The beer and cocktail worlds tend to orbit in separate universes, rarely meeting outside of a summer-day Shandy or hangover-inspired Michelada. But beer syrups, flavorful syrups made from beer and sugar as in simple syrup, are making a case for those worlds colliding.
Ali Adkins, the beverage director at James-Beard nominated The Stanley in Charlotte, North Carolina, agrees that beer syrups can provide a bridge between worlds. “They’re a great way to get a beer drinker to venture into the world of craft cocktails," she says.
Tart sours, hoppy IPAs and easy lagers can all be whipped into a range of syrups. “Beer syrups are great for adding a big pop of beer flavor in small doses and in drinks that you don't necessarily want to be a tall drink full of bubbles—think Daiquiris or even Old Fashioneds,” says Ivy Mix, the co-founder of Speed Rack and the co-owner of Leyenda in Brooklyn, New York.
As Anthony Escalante, the bar manager at Wrigley Mansion in Phoenix, says, “You’re able to utilize the very specific flavors in different styles of beers to complement a cocktail. This can really set your drinks apart in terms of complexity.”
Mix finds that beer syrups are also a great way to reduce waste. “In bars, I've liked making beer syrups from when we change a keg, and at the beginning and end, we have a little waste that’s either a little old and flat or over-bubbly,” she says. “But popping open a bottle or can works just as well.”
Pick Your Flavors
The world of beer is diverse. So which brew is best? Any and every, according to these bartenders—it’s all about personal preference.
“I enjoy using super-flavorful beers in my syrup,” says Mix, listing off IPAs, sours and tropical goses as favorites. On the other hand, Adkins prefers porters, stouts and sours. “I feel like IPAs can be a little overwhelming," she says.

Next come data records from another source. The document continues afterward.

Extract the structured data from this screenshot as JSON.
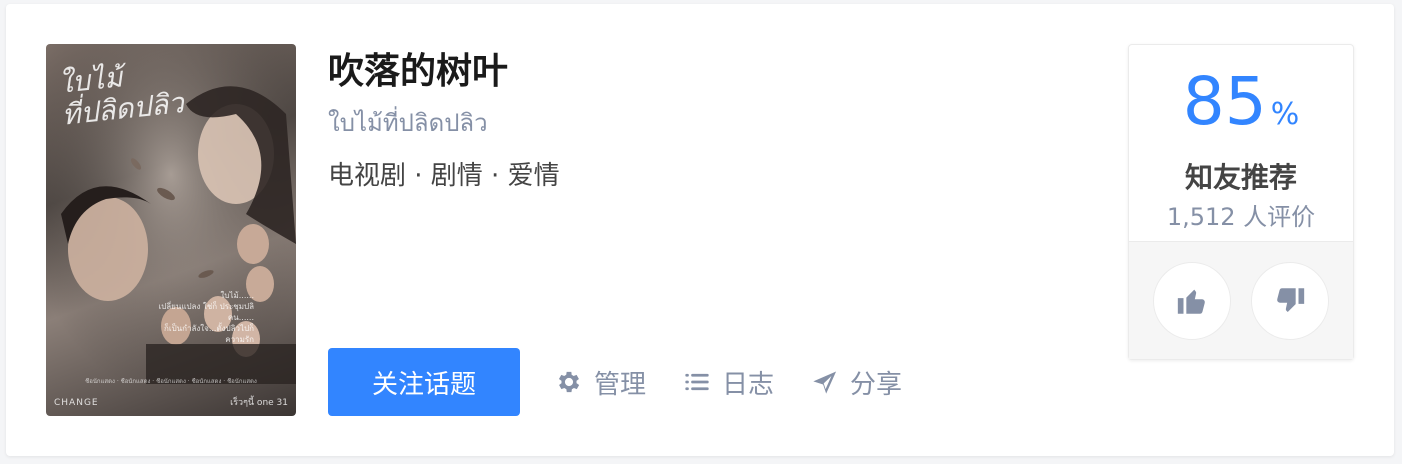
{
  "poster": {
    "title_lines": [
      "ใบไม้",
      "ที่ปลิดปลิว"
    ],
    "tagline": "ใบไม้......\nเปลี่ยนแปลง ใช่ก็ ประชุมปลิ\nคน......\nก็เป็นกำลังใจ...ตั้งปลิวไปก็\nความรัก",
    "credits": "ชื่อนักแสดง · ชื่อนักแสดง · ชื่อนักแสดง · ชื่อนักแสดง · ชื่อนักแสดง",
    "logo": "CHANGE",
    "footer": "เร็วๆนี้  one 31"
  },
  "topic": {
    "title": "吹落的树叶",
    "subtitle": "ใบไม้ที่ปลิดปลิว",
    "meta": "电视剧 · 剧情 · 爱情"
  },
  "actions": {
    "follow_label": "关注话题",
    "manage_label": "管理",
    "log_label": "日志",
    "share_label": "分享"
  },
  "rating": {
    "score": "85",
    "unit": "%",
    "label": "知友推荐",
    "count": "1,512 人评价"
  },
  "colors": {
    "accent": "#3285ff",
    "muted": "#8590a6",
    "title": "#1a1a1a",
    "body": "#444444"
  },
  "icons": {
    "manage": "gear-icon",
    "log": "list-icon",
    "share": "paper-plane-icon",
    "upvote": "thumbs-up-icon",
    "downvote": "thumbs-down-icon"
  }
}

Her go-to recipe for a beer-based syrup calls for combining two cans of double chocolate stout with a half cup of raw sugar, a teaspoon of cherry extract and half a teaspoon of vanilla extract, rendering a rich and decadent drink.
Mix’s Speed Rack co-founder and Llama Group’s beverage director Lynnette Marrero prefers IPAs but also works with sour beers and stouts when making beer syrups. In particular, she uses stout and porter syrups in Old Fashioneds, flips and drinks with egg or cream. “I usually use a dark sugar like demerara or muscovado to lean into the spice notes,” she says. For cocktails incorporating these syrups, “I tend to stay away from lemon and lime juice; instead, I lean further into the chocolate and coffee notes.” She notes that these flavors go extremely well with aged spirits such as rum, whiskey and añejo tequila.
Escalante prefers working with sour beers when making a beer syrup. “I really enjoy citric acid, probably more than any normal person should,” he says laughing. His favorite is a cucumber-rosemary sour syrup made from 10 Barrel Brewing Co.’s Cucumber Sour Crush. To make it, he combines equal parts beer and sugar, plus a rosemary sprig, heating and stirring until the sugar has dissolved.
Tips from the Pros
While the syrups are relatively easy to make, there are a few things to keep in mind. Namely, says Mix, “Don't boil your syrup, just heat it enough to melt your sugar and quickly remove it from the heat.”
Escalante agrees, saying, “Much in the same way you would make any other type of syrup, the only thing you want to be sure of is that when heating the ingredients, do it over low heat and try not to over-whisk, or else the outcome may look more like an elementary school science experiment.” He recommends starting with an even one-to-one ratio. “Then begin to build your own recipe based on the outcome,” he says. “Try modifying the flavor profiles using different types of sugar or sweetening agents, or take it a step further and try using fresh fruits, vegetables or herbs. The possibilities are endless.”
Before making the syrup, Marrero recommends cracking open the beer and letting it sit for a while. “The issue with a beer syrup is you are dealing with foam and carbonation, which don’t react well to heat,” she says. “I usually open the beer and let it go flat before I work with heating it to make a syrup. Porters and stouts, and beers that are less volatile, are easier to work with.” She has also had success making the syrups via sous vide and low temperatures.
Once you master these details, the possibilities are vast. Marrero likes to use her IPA syrup in a Julep with peaches and bourbon, while her sour beer syrup adds depth to a Shandy variation. She also adds a quarter-ounce of sour beer syrup to sours using gin, vodka or aquavit. For her part, Mix loves making syrups from hazy beers, which she finds work well in a cocktail with bourbon, lemon juice and a splash of Cynar.